“I’d like to have an opportunity to work on Nintendo’s Mario,” Koinuma said. “Basically, he’s a character I’ve been playing with ever since I was a kid, so if I could do something with him, I’d be really happy.” Besides being young enough (he is 46) to have grown up with video games, Koinuma is a lifelong gaming nerd. He studied programming in college and joined Koei in 1994, before it merged with Tecmo. His first task was porting the PC action RPG game Brandish 2 to the Super Famicom. He moved into game direction and production, and to this day splits his duties between the business and creative sides. (He gave up on programming some time around 2006, though.)

Much like with Star Wars, Koinuma said he’d pretty much like to work on any game featuring Mario, whether it’s a Warriors or not. “I think anything would be great,” he said. “Even a simulation would be good.” War sims like Nobunaga’s Ambition were Koei’s bread and butter before the lucrative Warriors games came along, and it still produces them today. Simulation games are how the company was able to produce other major franchise tie-ups such as Pokémon Conquest and the Japan-only Yo-Kai Watch Romance Of The Three Kingdoms. Then again, if the company were to go that route, it would probably have to pitch something significantly different than Ubisoft’s Mario and Rabbids strategy RPG.
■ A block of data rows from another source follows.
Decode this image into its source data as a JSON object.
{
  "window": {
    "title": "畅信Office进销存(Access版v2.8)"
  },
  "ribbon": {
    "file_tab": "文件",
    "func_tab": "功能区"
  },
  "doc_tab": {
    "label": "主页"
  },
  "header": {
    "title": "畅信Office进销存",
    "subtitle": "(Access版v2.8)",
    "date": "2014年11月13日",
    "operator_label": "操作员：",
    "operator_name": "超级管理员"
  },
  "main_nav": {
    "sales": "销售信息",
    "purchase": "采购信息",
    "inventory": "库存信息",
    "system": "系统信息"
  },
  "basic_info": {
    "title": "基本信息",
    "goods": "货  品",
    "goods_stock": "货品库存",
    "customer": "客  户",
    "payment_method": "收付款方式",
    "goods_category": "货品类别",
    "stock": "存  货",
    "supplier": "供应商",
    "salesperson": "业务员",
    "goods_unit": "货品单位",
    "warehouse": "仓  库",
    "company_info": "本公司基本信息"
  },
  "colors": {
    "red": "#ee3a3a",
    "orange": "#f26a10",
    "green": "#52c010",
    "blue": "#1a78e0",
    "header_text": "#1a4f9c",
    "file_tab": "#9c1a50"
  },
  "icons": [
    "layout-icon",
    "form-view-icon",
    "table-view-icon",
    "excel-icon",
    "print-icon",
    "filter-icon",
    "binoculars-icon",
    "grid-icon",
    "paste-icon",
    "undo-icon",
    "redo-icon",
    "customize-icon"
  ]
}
Whether Koei Tecmo ever gets its hands on Star Wars or Mario, it’s clear that Koinuma wants to continue the successful path of collaborating with companies that might otherwise be considered its rivals. “I think it’s a balance,” he said. “It’s necessary to have healthy competition in the marketplace or in the industry, but at the same time, if it’s necessary, it’s better to have a very favorable collaborative relationship as well, and nurture that.”